This charming and moving novella first appeared in Czechoslovakia in 1976, and in that bleak time between failed and successful revolutions it must have seemed a political parable. Its hero, Hanta, a solitary old "idiot" who has compacted waste paper in a hydraulic press in a cellar for 35 years, is the most civilized person in Prague, self-educated from the thousands of censored and discarded books he has smuggled home to read.

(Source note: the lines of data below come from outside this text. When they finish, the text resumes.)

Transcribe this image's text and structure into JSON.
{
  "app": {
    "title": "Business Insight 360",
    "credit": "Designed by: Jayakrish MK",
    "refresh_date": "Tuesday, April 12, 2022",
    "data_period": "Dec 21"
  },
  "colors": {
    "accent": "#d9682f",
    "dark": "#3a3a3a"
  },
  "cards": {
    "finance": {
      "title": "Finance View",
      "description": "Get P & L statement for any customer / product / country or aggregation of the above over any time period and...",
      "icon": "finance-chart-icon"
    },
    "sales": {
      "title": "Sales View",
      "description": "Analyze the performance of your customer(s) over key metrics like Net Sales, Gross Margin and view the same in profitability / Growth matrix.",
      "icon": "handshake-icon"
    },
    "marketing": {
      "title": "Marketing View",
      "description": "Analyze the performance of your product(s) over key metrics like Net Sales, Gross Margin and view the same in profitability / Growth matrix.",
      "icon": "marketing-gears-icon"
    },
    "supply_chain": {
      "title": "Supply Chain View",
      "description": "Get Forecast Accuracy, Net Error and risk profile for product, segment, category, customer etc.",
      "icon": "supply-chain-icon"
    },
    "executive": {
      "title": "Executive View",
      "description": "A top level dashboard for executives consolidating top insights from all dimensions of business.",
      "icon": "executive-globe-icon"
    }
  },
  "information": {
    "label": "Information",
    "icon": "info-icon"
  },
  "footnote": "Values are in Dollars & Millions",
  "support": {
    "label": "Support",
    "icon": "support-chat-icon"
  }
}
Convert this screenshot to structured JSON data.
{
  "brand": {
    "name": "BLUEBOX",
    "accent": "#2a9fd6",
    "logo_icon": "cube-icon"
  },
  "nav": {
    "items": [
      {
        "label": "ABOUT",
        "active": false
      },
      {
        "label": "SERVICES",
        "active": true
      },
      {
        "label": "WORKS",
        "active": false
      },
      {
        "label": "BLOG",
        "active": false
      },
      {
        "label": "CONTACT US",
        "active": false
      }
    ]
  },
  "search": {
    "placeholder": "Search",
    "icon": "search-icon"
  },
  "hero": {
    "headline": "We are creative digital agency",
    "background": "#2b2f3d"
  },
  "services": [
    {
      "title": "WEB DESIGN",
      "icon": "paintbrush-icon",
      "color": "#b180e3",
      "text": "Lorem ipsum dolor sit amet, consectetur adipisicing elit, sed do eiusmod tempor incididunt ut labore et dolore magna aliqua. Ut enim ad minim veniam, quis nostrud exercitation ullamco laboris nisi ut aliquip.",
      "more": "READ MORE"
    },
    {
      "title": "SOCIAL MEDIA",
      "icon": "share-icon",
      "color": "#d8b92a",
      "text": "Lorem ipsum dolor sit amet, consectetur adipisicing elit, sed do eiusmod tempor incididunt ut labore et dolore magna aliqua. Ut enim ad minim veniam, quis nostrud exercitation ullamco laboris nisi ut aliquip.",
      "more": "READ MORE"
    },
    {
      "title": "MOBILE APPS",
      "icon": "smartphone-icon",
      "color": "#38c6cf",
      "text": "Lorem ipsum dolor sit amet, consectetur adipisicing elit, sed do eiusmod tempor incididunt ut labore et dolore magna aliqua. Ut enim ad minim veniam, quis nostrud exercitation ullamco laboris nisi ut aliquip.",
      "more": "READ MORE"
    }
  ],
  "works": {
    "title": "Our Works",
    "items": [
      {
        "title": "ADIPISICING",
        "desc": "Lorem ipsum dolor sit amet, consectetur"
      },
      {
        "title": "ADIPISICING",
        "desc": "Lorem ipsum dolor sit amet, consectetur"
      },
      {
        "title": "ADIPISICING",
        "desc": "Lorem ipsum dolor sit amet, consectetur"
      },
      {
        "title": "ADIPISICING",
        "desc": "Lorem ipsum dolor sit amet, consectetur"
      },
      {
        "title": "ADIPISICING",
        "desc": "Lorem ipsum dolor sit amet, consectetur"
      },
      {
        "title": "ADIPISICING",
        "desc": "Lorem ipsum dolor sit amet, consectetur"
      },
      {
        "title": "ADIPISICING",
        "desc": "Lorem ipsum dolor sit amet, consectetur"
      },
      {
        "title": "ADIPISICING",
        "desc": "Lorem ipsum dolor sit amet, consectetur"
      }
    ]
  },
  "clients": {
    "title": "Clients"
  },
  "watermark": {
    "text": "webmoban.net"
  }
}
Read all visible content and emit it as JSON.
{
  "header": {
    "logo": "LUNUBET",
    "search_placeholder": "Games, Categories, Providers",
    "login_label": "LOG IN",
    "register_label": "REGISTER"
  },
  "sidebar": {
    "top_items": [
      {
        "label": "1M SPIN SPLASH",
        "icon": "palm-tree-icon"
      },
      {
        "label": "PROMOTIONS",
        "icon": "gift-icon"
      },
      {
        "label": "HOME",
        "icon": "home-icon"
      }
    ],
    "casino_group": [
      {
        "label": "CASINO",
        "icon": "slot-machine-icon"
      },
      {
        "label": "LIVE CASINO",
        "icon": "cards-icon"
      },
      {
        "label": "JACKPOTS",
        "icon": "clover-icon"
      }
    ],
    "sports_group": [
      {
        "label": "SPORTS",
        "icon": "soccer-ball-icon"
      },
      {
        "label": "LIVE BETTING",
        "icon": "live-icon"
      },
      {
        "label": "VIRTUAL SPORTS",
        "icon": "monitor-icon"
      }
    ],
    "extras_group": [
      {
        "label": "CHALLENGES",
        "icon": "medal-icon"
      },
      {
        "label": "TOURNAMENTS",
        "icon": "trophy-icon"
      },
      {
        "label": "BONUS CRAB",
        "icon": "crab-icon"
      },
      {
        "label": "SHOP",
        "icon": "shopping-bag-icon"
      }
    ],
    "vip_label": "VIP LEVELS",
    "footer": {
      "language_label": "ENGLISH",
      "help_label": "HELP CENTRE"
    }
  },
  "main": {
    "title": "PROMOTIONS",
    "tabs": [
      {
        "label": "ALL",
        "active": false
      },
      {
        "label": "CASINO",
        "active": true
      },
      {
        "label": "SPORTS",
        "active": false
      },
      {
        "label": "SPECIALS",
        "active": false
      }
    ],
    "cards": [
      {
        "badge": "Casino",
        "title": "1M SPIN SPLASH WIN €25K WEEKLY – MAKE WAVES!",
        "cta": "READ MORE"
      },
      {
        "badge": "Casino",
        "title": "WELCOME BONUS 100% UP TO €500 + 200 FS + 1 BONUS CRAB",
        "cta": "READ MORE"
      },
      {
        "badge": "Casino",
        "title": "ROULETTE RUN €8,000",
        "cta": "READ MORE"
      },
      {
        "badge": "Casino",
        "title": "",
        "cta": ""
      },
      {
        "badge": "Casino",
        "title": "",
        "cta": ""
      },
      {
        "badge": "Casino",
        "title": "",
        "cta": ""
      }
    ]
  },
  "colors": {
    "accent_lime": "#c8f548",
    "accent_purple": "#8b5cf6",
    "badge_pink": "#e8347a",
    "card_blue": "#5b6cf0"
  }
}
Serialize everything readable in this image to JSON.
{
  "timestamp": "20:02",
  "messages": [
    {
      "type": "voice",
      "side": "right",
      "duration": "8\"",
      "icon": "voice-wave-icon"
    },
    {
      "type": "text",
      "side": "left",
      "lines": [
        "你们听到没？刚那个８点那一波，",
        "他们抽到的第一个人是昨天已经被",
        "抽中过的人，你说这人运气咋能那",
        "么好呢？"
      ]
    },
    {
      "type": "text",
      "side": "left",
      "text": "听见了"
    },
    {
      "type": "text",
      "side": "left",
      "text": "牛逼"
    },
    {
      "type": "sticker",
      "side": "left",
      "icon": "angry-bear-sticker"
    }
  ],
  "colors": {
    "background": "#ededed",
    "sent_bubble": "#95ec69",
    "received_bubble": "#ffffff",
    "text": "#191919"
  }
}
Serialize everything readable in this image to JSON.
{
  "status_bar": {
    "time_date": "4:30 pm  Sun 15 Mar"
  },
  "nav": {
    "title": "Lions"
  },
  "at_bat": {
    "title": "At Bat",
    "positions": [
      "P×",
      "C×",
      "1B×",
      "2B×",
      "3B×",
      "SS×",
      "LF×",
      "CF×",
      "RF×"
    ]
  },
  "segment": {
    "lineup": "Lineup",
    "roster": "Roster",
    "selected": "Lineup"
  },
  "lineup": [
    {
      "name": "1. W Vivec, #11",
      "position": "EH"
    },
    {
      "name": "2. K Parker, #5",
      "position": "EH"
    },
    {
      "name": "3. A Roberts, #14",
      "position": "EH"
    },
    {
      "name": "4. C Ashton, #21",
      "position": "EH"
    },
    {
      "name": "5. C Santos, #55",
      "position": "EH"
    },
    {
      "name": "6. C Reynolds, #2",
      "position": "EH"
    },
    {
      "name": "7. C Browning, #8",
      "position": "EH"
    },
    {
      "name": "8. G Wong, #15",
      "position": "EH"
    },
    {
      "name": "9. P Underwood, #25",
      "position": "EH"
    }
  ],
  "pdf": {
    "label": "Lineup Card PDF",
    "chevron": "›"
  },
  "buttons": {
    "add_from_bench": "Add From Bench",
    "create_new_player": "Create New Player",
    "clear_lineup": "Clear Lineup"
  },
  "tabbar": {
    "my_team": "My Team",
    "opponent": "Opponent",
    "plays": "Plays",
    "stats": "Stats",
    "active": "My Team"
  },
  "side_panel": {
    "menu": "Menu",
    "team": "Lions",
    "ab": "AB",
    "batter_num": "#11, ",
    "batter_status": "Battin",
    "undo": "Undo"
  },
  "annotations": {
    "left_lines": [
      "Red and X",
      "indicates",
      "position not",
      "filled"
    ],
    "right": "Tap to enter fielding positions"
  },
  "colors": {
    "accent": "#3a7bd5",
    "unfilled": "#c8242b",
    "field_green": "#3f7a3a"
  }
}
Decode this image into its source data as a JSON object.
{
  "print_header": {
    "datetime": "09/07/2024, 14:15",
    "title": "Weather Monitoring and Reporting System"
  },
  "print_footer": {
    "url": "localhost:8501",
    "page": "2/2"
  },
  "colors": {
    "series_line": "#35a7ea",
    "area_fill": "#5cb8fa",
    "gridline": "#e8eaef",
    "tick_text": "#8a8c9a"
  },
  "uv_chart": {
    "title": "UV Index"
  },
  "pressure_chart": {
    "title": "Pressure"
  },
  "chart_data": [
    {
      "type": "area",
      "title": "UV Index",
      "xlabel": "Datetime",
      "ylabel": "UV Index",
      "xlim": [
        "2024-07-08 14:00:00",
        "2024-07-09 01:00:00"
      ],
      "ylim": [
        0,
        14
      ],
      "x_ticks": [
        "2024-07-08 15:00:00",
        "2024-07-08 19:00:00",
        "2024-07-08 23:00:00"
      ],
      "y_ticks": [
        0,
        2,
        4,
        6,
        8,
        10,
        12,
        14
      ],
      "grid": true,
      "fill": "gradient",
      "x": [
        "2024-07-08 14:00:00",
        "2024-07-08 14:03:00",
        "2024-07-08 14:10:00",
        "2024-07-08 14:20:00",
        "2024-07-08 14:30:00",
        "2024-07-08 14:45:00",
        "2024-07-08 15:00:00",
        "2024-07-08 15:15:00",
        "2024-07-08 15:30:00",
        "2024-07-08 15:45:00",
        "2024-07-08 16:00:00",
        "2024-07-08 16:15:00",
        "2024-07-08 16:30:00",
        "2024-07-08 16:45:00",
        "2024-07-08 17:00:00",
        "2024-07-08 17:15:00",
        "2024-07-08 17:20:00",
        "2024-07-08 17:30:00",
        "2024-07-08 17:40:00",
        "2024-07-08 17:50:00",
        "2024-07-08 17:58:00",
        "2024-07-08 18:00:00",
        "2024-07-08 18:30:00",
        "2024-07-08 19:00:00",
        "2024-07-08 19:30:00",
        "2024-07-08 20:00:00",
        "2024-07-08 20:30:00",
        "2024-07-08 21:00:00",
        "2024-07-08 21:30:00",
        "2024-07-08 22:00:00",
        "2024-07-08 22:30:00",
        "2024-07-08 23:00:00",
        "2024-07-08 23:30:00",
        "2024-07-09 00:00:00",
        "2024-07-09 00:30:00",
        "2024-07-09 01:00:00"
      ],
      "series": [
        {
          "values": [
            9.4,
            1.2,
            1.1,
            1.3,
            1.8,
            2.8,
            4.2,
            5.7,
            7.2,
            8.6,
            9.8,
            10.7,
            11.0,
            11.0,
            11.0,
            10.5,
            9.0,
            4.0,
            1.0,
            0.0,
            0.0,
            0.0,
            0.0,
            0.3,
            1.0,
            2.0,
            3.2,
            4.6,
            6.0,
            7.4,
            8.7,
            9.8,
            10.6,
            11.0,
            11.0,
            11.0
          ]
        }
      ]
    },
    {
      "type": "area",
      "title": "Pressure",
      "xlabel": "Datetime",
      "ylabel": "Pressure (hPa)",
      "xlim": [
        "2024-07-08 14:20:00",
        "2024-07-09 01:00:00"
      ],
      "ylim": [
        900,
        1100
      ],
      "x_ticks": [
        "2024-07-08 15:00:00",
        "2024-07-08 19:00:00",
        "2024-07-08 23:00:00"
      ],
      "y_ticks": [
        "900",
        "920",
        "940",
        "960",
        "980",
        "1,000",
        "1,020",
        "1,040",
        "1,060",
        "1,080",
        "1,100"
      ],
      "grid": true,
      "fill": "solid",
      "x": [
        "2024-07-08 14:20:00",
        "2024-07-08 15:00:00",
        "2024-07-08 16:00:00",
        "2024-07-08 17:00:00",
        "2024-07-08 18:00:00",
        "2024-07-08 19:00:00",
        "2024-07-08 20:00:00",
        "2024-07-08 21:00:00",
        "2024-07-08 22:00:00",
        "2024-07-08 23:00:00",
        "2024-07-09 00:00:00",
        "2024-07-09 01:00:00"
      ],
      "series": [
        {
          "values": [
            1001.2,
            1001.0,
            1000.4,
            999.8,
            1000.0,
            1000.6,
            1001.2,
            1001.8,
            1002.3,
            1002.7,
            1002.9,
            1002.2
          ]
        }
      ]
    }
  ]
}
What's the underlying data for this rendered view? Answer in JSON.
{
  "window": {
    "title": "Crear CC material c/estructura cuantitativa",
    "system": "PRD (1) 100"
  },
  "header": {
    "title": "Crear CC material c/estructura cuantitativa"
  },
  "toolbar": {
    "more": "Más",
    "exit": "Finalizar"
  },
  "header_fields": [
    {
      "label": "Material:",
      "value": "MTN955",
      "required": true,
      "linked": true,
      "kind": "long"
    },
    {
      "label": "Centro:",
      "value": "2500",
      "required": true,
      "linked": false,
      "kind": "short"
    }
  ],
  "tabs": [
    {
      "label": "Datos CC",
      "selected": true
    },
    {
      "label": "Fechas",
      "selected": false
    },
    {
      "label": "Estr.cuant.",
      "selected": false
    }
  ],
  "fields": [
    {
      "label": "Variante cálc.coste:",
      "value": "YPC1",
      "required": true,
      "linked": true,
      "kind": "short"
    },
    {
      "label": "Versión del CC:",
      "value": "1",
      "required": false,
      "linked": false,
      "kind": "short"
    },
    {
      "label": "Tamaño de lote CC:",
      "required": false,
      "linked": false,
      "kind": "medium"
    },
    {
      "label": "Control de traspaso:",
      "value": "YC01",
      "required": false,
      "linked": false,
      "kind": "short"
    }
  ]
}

Bohumil Hrabal (best known in the West for "Closely Watched Trains," which was made into a movie) spins long sentences leafy with similes, which, like Hanta's mind, like ivy climbing over statues and cathedrals, knit together the lost fragments of humanistic culture. Hanta stays drunk on words and beer to forget the mechanization of life outside, the mindless wars fought by rats in the Prague sewers, and the Gypsy girl he once loved, a victim of Hitler's camps. When doom comes, he has the philosophy to meet it, just as Hrabal's tale, so finely balanced between pathos and comedy, loses none of its power now that Czechoslovakia is free.